I still haven’t figured out if No. 4 seed Tulsa is good or not, which makes the Golden Hurricane somewhat intriguing. Watching them on film, they have great length and athleticism all over the court. Plus, junior forward DaQuan Jeffries could be a future NBA “3 and D” guy if he develops a slightly more consistent jump shot. But Tulsa also goes through stretches in which it completely stops running offense.
Tulsa does have a lot of potential on the defensive end, thanks to Jeffries. Coach Frank Haith will mix in 2-3 and 3-2 matchup zones, in addition to a pressing man-to-man. Unfortunately, potential semifinal opponent Cincy shredded that switching defense to the tune of 82 points in 60 possessions. Tulsa also heavily relies on the 3, despite shooting it at a middling mark.
The Golden Hurricane will face the winner of No. 5 seed Memphis and No. 12 seed South Florida, which promises to be a trainwreck. Memphis was flat-out embarrassed at home by the lowly Bulls, who are playing their best basketball of the season, to be fair. That loss ignited the fuse that led to all of the recent “Penny Hardaway to replace Tubby Smith” rumors. Memphis will either come out fully motivated to avenge that USF loss and fight for Tubby, or the Tigers have already quit. I don’t see any middle ground.
Most Intriguing First-round Matchup
Temple vs. Tulane
The No. 7 seed Owls are one of the most frustrating teams in the country. They are capable of playing with Wichita State (whom they upset) and Cincy, but also capable of losing at home to Memphis and Tulane (which they did). Temple has length for days on the perimeter with 6-foot-4 guard Shizz Alston, 6-foot-8 guard Quinton Rose and 6-foot-10 forward Obi Enechionyia. However, the Owls are extremely soft when it comes to defending at the rim.
Tulane could pose somewhat of a matchup problem for the Owls, as the No. 10 seed Green Wave can equal Temple’s perimeter length with 6-foot-5 guard Ray Ona Embo, 6-foot-6 guard Jordan Cornish and one of the country’s most underrated defenders in 6-foot-6 guard Mel Frazier. I might sound like I’m shilling for the AAC, but this league has two of the nation’s most overlooked second-round NBA prospects in Jeffries and Frazier.

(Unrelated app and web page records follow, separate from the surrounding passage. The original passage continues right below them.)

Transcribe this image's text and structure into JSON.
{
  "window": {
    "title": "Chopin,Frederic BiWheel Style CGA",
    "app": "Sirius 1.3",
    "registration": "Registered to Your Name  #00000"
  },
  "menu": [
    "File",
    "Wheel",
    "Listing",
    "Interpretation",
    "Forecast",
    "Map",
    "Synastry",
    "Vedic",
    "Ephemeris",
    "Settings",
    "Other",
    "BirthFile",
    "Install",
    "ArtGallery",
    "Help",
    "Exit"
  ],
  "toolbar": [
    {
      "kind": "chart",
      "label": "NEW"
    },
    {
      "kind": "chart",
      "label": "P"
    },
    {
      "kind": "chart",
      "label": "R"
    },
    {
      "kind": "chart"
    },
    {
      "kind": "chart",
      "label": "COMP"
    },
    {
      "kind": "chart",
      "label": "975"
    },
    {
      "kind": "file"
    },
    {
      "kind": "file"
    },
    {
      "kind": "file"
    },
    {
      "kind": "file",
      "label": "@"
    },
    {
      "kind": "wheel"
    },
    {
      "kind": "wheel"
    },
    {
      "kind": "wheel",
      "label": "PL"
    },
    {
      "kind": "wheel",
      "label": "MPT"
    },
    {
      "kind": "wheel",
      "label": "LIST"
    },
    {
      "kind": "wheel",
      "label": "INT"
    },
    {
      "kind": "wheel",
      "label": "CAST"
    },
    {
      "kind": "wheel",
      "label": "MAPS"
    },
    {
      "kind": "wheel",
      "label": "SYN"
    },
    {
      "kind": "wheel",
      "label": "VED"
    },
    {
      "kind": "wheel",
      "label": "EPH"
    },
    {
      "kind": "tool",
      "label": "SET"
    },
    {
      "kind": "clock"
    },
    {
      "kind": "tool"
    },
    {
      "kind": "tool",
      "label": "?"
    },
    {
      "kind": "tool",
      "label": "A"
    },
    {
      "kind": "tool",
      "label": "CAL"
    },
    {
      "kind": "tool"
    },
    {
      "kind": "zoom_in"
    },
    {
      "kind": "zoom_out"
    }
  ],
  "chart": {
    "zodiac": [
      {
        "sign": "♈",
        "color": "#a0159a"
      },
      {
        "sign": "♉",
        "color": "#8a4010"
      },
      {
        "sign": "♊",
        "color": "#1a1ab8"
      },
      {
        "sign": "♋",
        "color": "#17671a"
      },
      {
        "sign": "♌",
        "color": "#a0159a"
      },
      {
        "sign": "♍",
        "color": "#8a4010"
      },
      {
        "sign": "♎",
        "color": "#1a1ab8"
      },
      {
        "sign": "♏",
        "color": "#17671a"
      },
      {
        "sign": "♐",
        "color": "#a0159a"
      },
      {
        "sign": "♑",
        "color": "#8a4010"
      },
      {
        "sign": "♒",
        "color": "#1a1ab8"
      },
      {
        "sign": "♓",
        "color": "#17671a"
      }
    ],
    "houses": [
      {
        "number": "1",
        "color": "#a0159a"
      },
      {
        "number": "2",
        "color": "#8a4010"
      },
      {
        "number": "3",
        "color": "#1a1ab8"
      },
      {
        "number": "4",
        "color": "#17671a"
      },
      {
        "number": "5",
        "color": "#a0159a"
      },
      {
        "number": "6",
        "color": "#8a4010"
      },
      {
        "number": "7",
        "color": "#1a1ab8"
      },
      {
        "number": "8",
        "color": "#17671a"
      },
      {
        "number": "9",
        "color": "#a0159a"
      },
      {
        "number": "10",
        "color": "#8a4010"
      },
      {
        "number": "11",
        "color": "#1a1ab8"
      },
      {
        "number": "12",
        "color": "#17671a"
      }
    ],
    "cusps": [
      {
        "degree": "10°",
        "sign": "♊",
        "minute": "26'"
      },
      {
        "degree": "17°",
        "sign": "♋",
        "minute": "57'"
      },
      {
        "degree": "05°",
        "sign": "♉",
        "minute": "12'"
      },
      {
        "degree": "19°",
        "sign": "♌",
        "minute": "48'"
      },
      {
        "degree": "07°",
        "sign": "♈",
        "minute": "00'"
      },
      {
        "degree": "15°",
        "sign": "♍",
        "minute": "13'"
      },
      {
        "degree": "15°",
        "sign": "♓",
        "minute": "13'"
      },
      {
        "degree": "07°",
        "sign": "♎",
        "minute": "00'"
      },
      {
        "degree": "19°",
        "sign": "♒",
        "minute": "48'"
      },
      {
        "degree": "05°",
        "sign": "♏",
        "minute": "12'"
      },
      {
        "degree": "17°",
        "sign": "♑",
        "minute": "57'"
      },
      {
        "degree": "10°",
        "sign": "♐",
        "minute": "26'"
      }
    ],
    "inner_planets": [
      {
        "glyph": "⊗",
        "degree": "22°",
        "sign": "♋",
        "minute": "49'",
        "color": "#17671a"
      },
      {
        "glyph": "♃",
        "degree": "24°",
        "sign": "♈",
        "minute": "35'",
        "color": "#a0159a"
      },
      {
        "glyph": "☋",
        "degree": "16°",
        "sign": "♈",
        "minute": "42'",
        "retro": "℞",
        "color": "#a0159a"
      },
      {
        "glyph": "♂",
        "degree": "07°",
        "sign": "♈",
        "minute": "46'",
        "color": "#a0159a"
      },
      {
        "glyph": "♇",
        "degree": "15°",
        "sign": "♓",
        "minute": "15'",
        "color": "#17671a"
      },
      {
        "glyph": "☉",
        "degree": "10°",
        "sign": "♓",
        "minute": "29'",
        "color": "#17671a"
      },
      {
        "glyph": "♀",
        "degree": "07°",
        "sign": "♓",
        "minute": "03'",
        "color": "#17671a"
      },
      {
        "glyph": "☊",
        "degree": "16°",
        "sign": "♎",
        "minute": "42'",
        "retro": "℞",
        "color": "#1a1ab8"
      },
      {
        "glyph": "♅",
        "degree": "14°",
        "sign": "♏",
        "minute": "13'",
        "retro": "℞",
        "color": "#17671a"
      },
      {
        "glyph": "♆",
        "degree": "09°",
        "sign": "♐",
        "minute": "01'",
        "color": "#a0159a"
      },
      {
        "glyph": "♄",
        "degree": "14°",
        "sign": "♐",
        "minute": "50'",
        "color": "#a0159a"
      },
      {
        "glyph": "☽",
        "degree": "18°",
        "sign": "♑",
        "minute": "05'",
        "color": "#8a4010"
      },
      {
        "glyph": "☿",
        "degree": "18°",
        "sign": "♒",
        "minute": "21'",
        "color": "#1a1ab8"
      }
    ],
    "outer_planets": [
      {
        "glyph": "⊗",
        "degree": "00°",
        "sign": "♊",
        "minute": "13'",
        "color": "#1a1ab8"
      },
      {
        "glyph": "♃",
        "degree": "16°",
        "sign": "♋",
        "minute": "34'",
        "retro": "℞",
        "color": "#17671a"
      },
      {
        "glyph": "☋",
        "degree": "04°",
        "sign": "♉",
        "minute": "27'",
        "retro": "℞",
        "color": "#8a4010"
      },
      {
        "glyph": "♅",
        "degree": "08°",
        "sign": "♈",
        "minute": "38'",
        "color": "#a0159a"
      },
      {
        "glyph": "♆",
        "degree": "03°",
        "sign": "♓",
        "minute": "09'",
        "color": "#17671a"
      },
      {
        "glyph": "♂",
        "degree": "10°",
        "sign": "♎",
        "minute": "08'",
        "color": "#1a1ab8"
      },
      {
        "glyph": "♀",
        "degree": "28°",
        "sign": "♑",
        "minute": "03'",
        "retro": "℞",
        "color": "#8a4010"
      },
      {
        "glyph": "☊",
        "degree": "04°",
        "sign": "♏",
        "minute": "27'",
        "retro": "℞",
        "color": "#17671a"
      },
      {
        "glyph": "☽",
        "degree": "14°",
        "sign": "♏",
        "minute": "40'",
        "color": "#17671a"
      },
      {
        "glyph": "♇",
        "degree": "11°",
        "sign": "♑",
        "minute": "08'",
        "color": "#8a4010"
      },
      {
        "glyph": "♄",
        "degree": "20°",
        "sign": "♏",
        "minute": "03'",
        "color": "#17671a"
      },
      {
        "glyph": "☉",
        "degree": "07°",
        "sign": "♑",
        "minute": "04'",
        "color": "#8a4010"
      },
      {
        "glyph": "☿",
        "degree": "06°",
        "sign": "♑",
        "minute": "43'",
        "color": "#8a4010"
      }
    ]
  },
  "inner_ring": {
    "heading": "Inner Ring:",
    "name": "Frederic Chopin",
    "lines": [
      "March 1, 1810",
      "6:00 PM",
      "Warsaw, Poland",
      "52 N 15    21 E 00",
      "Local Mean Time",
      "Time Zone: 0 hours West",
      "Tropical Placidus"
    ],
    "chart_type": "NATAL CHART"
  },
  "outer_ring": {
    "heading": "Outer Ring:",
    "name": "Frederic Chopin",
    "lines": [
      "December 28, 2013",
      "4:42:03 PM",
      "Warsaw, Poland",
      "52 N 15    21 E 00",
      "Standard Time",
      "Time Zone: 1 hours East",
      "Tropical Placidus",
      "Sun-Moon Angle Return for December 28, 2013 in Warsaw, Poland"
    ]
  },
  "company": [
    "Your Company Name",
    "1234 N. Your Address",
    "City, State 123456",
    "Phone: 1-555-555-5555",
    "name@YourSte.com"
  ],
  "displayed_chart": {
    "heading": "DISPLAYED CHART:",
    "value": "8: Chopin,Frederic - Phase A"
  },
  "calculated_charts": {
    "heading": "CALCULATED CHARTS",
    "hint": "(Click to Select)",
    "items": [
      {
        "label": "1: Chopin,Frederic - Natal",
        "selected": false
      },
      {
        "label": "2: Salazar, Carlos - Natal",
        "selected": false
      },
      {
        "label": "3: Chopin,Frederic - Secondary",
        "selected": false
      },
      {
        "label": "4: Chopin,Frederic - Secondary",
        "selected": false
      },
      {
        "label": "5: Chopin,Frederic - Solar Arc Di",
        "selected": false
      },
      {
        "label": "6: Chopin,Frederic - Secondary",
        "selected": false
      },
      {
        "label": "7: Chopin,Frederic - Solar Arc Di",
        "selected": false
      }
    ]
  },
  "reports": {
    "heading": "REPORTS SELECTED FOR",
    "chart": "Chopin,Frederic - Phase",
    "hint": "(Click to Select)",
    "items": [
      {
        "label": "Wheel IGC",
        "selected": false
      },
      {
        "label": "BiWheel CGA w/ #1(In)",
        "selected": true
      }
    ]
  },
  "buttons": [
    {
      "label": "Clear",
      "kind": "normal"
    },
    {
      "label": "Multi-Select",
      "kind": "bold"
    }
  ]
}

Thursday ATS Predictions
UConn +2 (top prediction)
AAC Final Forecast
Cincinnati over Wichita State
Wichita State guard Landry Shamet pictured above; Photo credit: Brett Rojo-USA TODAY Sports